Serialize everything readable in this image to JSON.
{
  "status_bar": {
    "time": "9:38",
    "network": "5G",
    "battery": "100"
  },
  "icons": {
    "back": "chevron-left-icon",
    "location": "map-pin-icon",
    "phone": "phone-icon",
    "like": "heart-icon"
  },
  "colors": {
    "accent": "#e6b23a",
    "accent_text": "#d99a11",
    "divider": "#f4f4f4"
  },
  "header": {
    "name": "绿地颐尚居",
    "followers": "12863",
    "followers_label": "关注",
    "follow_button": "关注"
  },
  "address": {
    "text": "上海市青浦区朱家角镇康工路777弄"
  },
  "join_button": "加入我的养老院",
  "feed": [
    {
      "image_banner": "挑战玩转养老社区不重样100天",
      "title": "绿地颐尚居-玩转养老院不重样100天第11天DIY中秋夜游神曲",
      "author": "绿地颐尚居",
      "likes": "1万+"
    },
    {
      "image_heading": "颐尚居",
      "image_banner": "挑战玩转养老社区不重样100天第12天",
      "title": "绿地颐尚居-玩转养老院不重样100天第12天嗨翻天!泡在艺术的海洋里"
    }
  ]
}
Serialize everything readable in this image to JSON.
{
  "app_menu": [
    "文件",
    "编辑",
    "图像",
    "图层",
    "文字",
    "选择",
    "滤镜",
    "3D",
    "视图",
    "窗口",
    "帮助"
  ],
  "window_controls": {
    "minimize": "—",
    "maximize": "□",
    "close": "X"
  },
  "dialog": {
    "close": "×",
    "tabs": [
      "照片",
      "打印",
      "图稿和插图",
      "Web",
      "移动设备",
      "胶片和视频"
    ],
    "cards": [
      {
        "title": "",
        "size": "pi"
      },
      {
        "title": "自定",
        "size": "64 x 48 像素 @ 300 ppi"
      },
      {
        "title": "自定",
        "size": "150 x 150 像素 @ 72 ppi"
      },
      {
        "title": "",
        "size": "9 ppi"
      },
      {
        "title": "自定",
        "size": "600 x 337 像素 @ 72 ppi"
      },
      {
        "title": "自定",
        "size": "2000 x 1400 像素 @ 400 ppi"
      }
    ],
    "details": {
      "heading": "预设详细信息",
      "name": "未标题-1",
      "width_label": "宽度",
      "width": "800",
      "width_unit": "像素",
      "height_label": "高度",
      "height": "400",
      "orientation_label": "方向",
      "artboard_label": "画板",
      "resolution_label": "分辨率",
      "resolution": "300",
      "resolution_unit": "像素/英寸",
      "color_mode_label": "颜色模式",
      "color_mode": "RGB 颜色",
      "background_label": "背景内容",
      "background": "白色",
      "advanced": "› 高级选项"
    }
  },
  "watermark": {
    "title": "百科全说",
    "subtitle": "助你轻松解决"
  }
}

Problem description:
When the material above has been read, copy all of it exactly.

Expected answer:
Serialize everything readable in this image to JSON.
{
  "status_bar": {
    "time": "9:38",
    "network": "5G",
    "battery": "100"
  },
  "icons": {
    "back": "chevron-left-icon",
    "location": "map-pin-icon",
    "phone": "phone-icon",
    "like": "heart-icon"
  },
  "colors": {
    "accent": "#e6b23a",
    "accent_text": "#d99a11",
    "divider": "#f4f4f4"
  },
  "header": {
    "name": "绿地颐尚居",
    "followers": "12863",
    "followers_label": "关注",
    "follow_button": "关注"
  },
  "address": {
    "text": "上海市青浦区朱家角镇康工路777弄"
  },
  "join_button": "加入我的养老院",
  "feed": [
    {
      "image_banner": "挑战玩转养老社区不重样100天",
      "title": "绿地颐尚居-玩转养老院不重样100天第11天DIY中秋夜游神曲",
      "author": "绿地颐尚居",
      "likes": "1万+"
    },
    {
      "image_heading": "颐尚居",
      "image_banner": "挑战玩转养老社区不重样100天第12天",
      "title": "绿地颐尚居-玩转养老院不重样100天第12天嗨翻天!泡在艺术的海洋里"
    }
  ]
}
Serialize everything readable in this image to JSON.
{
  "app_menu": [
    "文件",
    "编辑",
    "图像",
    "图层",
    "文字",
    "选择",
    "滤镜",
    "3D",
    "视图",
    "窗口",
    "帮助"
  ],
  "window_controls": {
    "minimize": "—",
    "maximize": "□",
    "close": "X"
  },
  "dialog": {
    "close": "×",
    "tabs": [
      "照片",
      "打印",
      "图稿和插图",
      "Web",
      "移动设备",
      "胶片和视频"
    ],
    "cards": [
      {
        "title": "",
        "size": "pi"
      },
      {
        "title": "自定",
        "size": "64 x 48 像素 @ 300 ppi"
      },
      {
        "title": "自定",
        "size": "150 x 150 像素 @ 72 ppi"
      },
      {
        "title": "",
        "size": "9 ppi"
      },
      {
        "title": "自定",
        "size": "600 x 337 像素 @ 72 ppi"
      },
      {
        "title": "自定",
        "size": "2000 x 1400 像素 @ 400 ppi"
      }
    ],
    "details": {
      "heading": "预设详细信息",
      "name": "未标题-1",
      "width_label": "宽度",
      "width": "800",
      "width_unit": "像素",
      "height_label": "高度",
      "height": "400",
      "orientation_label": "方向",
      "artboard_label": "画板",
      "resolution_label": "分辨率",
      "resolution": "300",
      "resolution_unit": "像素/英寸",
      "color_mode_label": "颜色模式",
      "color_mode": "RGB 颜色",
      "background_label": "背景内容",
      "background": "白色",
      "advanced": "› 高级选项"
    }
  },
  "watermark": {
    "title": "百科全说",
    "subtitle": "助你轻松解决"
  }
}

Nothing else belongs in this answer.